This view, too, has been challenged. In research recently presented to the Monetary Economics program, Luca Benati and Paolo Surico construct an artificial economy in which a change in the way monetary policy is conducted manifests itself to a researcher as an apparent decline in the size of the nonpolicy shocks hitting the economy. 3 The importance of Benati and Surico's finding is not clear, however: one issue that was raised in the discussion of the paper when it was presented was the extent to which their result depends on special features of their example and to what extent it is generalizable.
A final possibility is that the stabilization is the result of improved policy. This hypothesis has obvious appeal. In our own work, we have found that monetary policymakers have been guided by a better understanding of the economy in recent decades and have largely avoided episodes where they first pursued expansionary policies that caused inflation to rise and then pursued extremely tight policies to bring inflation back down (6948, 9274). Unfortunately, researchers have had only limited success in finding persuasive ways of constructing formal statistical estimates of the contribution of improved policy to the great moderation. Active research on these issues is continuing, however (for example, 10973, 11147, 11777, 11946, 12022).

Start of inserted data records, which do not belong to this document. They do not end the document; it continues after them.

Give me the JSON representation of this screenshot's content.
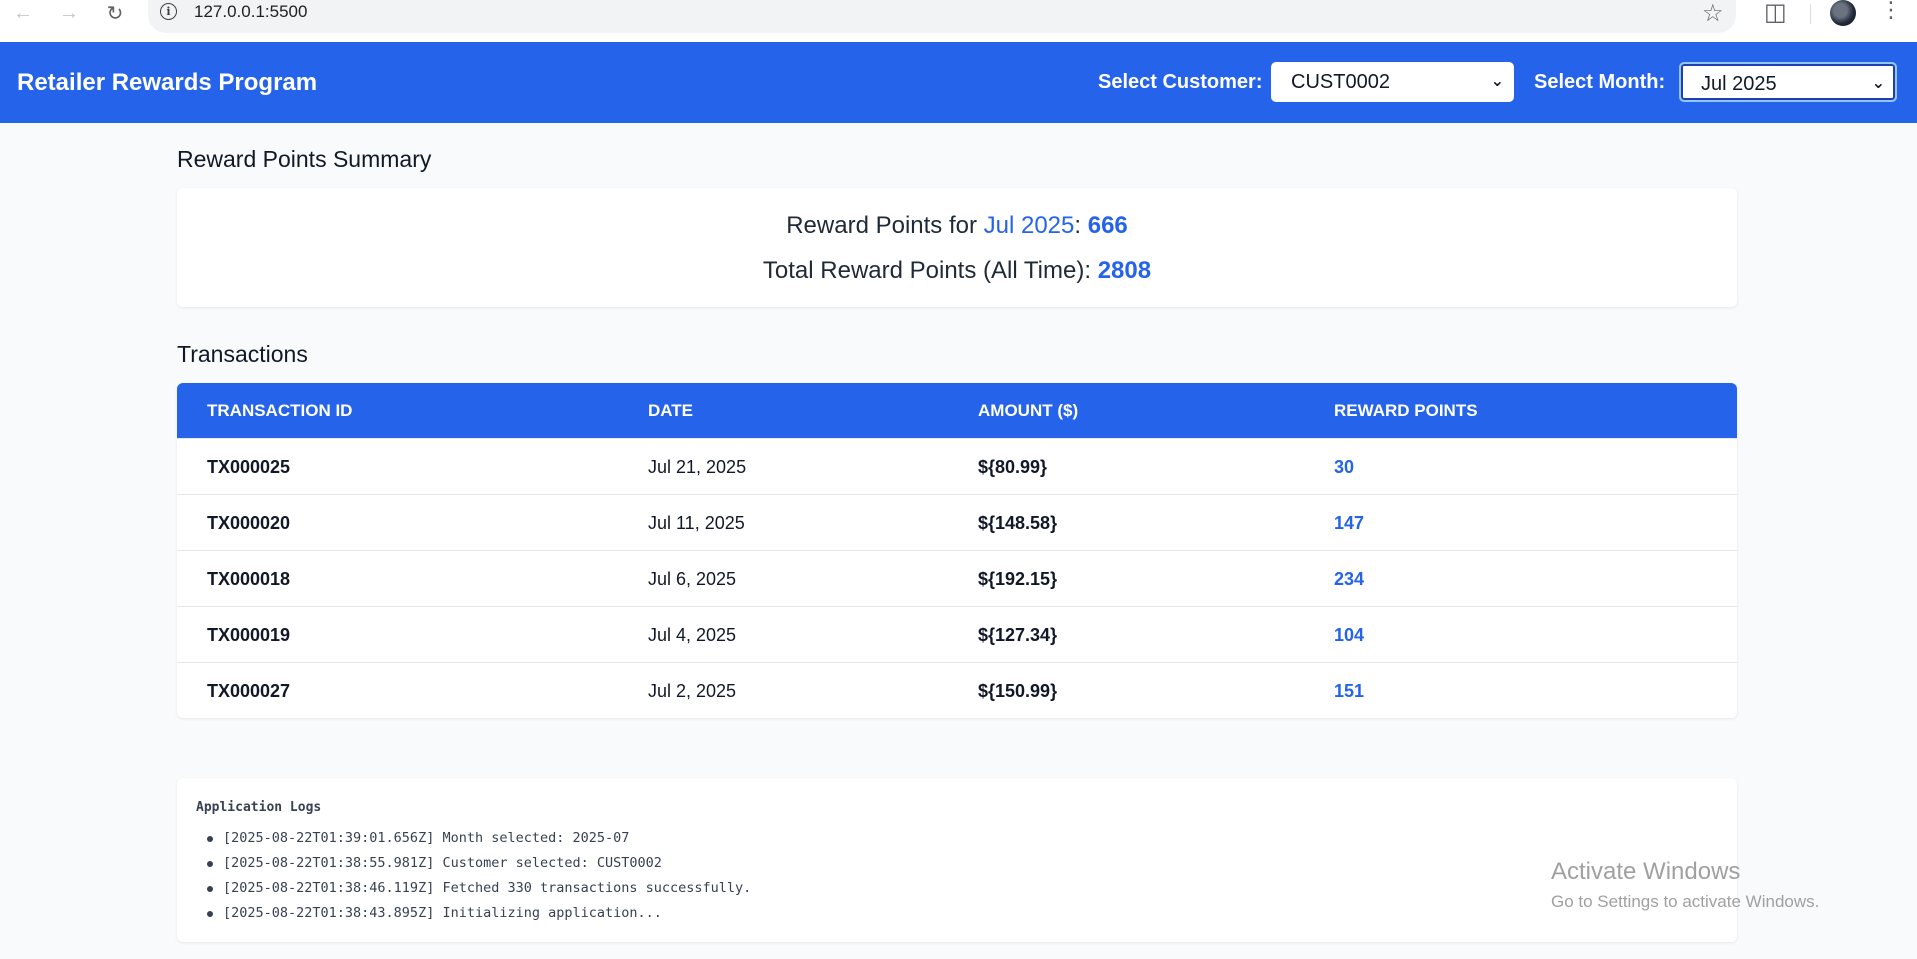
{
  "browser": {
    "url": "127.0.0.1:5500",
    "back_icon": "arrow-left-icon",
    "forward_icon": "arrow-right-icon",
    "reload_icon": "reload-icon"
  },
  "header": {
    "title": "Retailer Rewards Program",
    "customer_label": "Select Customer:",
    "customer_value": "CUST0002",
    "month_label": "Select Month:",
    "month_value": "Jul 2025",
    "background_color": "#2563eb"
  },
  "summary": {
    "section_title": "Reward Points Summary",
    "month_prefix": "Reward Points for ",
    "month": "Jul 2025",
    "month_separator": ": ",
    "month_points": "666",
    "total_prefix": "Total Reward Points (All Time): ",
    "total_points": "2808"
  },
  "transactions": {
    "section_title": "Transactions",
    "columns": [
      "TRANSACTION ID",
      "DATE",
      "AMOUNT ($)",
      "REWARD POINTS"
    ],
    "rows": [
      {
        "id": "TX000025",
        "date": "Jul 21, 2025",
        "amount": "${80.99}",
        "points": "30"
      },
      {
        "id": "TX000020",
        "date": "Jul 11, 2025",
        "amount": "${148.58}",
        "points": "147"
      },
      {
        "id": "TX000018",
        "date": "Jul 6, 2025",
        "amount": "${192.15}",
        "points": "234"
      },
      {
        "id": "TX000019",
        "date": "Jul 4, 2025",
        "amount": "${127.34}",
        "points": "104"
      },
      {
        "id": "TX000027",
        "date": "Jul 2, 2025",
        "amount": "${150.99}",
        "points": "151"
      }
    ]
  },
  "logs": {
    "title": "Application Logs",
    "entries": [
      "[2025-08-22T01:39:01.656Z] Month selected: 2025-07",
      "[2025-08-22T01:38:55.981Z] Customer selected: CUST0002",
      "[2025-08-22T01:38:46.119Z] Fetched 330 transactions successfully.",
      "[2025-08-22T01:38:43.895Z] Initializing application..."
    ]
  },
  "watermark": {
    "title": "Activate Windows",
    "subtitle": "Go to Settings to activate Windows."
  },
  "colors": {
    "accent": "#2563eb",
    "page_background": "#f8fafc"
  }
}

In our view, what emerges from this discussion is a sense of the breadth and vibrancy of monetary economics. Researchers are addressing an extremely broad range of issues using a very wide range of approaches. This diversity is one of the great strengths of the Monetary Economics program. If it were possible to determine in advance which lines of research would bear fruit and which would prove unproductive, a narrowly focused research agenda would make sense. But since it is not possible, pursuing a multitude of different approaches is the best way to ensure that our understanding of monetary economics continues to advance.
*Romer and Romer direct the NBER's Program on Monetary Economics. They are the Class of 1958 Professor of Economics and the Royer Professor in Political Economy, respectively, both at the University of California, Berkeley. In the article, the numbers in parentheses refer to NBER Working Papers.

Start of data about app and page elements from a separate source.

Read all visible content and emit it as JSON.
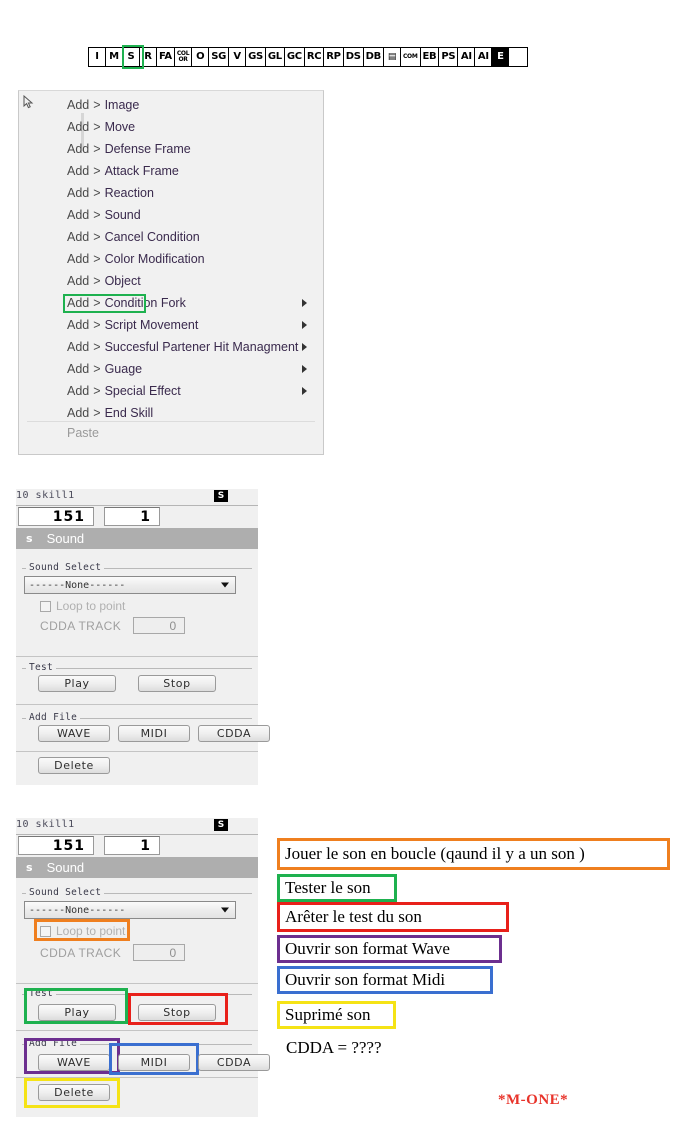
{
  "toolbar": {
    "buttons": [
      {
        "label": "I",
        "style": "plain"
      },
      {
        "label": "M",
        "style": "plain"
      },
      {
        "label": "S",
        "style": "plain"
      },
      {
        "label": "R",
        "style": "plain"
      },
      {
        "label": "FA",
        "style": "plain"
      },
      {
        "label": "COL\nOR",
        "style": "stacked",
        "top": "COL",
        "bottom": "OR"
      },
      {
        "label": "O",
        "style": "plain"
      },
      {
        "label": "SG",
        "style": "plain"
      },
      {
        "label": "V",
        "style": "plain"
      },
      {
        "label": "GS",
        "style": "plain"
      },
      {
        "label": "GL",
        "style": "plain"
      },
      {
        "label": "GC",
        "style": "plain"
      },
      {
        "label": "RC",
        "style": "plain"
      },
      {
        "label": "RP",
        "style": "plain"
      },
      {
        "label": "DS",
        "style": "plain"
      },
      {
        "label": "DB",
        "style": "plain"
      },
      {
        "label": "▤",
        "style": "glyph"
      },
      {
        "label": "COM",
        "style": "small"
      },
      {
        "label": "EB",
        "style": "plain"
      },
      {
        "label": "PS",
        "style": "plain"
      },
      {
        "label": "AI",
        "style": "plain"
      },
      {
        "label": "AI",
        "style": "plain"
      },
      {
        "label": "E",
        "style": "inverted"
      },
      {
        "label": "",
        "style": "blank"
      }
    ],
    "highlight_index": 2,
    "highlight_color": "#1eb14f"
  },
  "context_menu": {
    "cursor_icon": "arrow-cursor-icon",
    "items": [
      {
        "prefix": "Add",
        "sep": ">",
        "label": "Image",
        "submenu": false
      },
      {
        "prefix": "Add",
        "sep": ">",
        "label": "Move",
        "submenu": false
      },
      {
        "prefix": "Add",
        "sep": ">",
        "label": "Defense Frame",
        "submenu": false
      },
      {
        "prefix": "Add",
        "sep": ">",
        "label": "Attack Frame",
        "submenu": false
      },
      {
        "prefix": "Add",
        "sep": ">",
        "label": "Reaction",
        "submenu": false
      },
      {
        "prefix": "Add",
        "sep": ">",
        "label": "Sound",
        "submenu": false
      },
      {
        "prefix": "Add",
        "sep": ">",
        "label": "Cancel Condition",
        "submenu": false
      },
      {
        "prefix": "Add",
        "sep": ">",
        "label": "Color Modification",
        "submenu": false
      },
      {
        "prefix": "Add",
        "sep": ">",
        "label": "Object",
        "submenu": false
      },
      {
        "prefix": "Add",
        "sep": ">",
        "label": "Condition Fork",
        "submenu": true
      },
      {
        "prefix": "Add",
        "sep": ">",
        "label": "Script Movement",
        "submenu": true
      },
      {
        "prefix": "Add",
        "sep": ">",
        "label": "Succesful Partener Hit Managment",
        "submenu": true
      },
      {
        "prefix": "Add",
        "sep": ">",
        "label": "Guage",
        "submenu": true
      },
      {
        "prefix": "Add",
        "sep": ">",
        "label": "Special Effect",
        "submenu": true
      },
      {
        "prefix": "Add",
        "sep": ">",
        "label": "End Skill",
        "submenu": false
      }
    ],
    "paste_label": "Paste",
    "highlighted_item": "Add > Sound",
    "highlight_color": "#1eb14f"
  },
  "sound_panel": {
    "title_text": "10  skill1",
    "title_badge": "S",
    "field_a": "151",
    "field_b": "1",
    "header_icon": "s",
    "header_label": "Sound",
    "sound_select_legend": "Sound Select",
    "sound_select_value": "------None------",
    "loop_checkbox_label": "Loop to point",
    "loop_checked": false,
    "cdda_label": "CDDA TRACK",
    "cdda_value": "0",
    "test_legend": "Test",
    "play_label": "Play",
    "stop_label": "Stop",
    "addfile_legend": "Add File",
    "wave_label": "WAVE",
    "midi_label": "MIDI",
    "cdda_button_label": "CDDA",
    "delete_label": "Delete"
  },
  "annotation_colors": {
    "orange": "#ef7f1f",
    "green": "#1eb14f",
    "red": "#e8201a",
    "purple": "#6c2f8f",
    "blue": "#3a6fd0",
    "yellow": "#f5e316"
  },
  "notes": [
    {
      "text": "Jouer le son en boucle (qaund il y a un son )",
      "color": "#ef7f1f"
    },
    {
      "text": "Tester le son",
      "color": "#1eb14f"
    },
    {
      "text": "Arêter le  test du son",
      "color": "#e8201a"
    },
    {
      "text": "Ouvrir son format Wave",
      "color": "#6c2f8f"
    },
    {
      "text": "Ouvrir son format Midi",
      "color": "#3a6fd0"
    },
    {
      "text": "Suprimé son",
      "color": "#f5e316"
    },
    {
      "text": "CDDA = ????",
      "color": "none"
    }
  ],
  "signature": "*M-ONE*"
}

1. R.Gürkaynak, A. Levin, and E. Swanson, "Does Inflation Targeting Anchor Long-Run Inflation Expectations? Evidence from Long-Term Bond Yields in the U.S., U.K., and Sweden," unpublished paper, Federal Reserve Board, October 2006. Presented at the Monetary Economics Program Meeting, November 4, 2005.
2. M. McConnell and G. Perez-Quiros, "Output Fluctuations in the United States: What Has Changed since the Early 1980s?" American Economic Review 90 (December 2000), pp. 1464-76

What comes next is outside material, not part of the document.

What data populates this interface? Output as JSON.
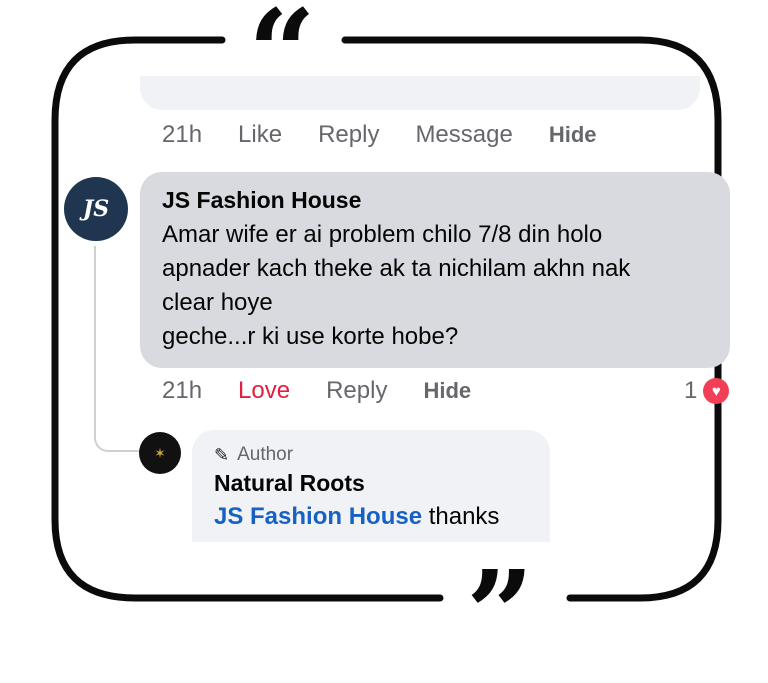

3. L. Benati and P. Surico, "VAR Analysis and the Great Moderation," unpublished paper, Bank of England, 2007. Presented at the Monetary Economics Summer Institute, July 9, 2007.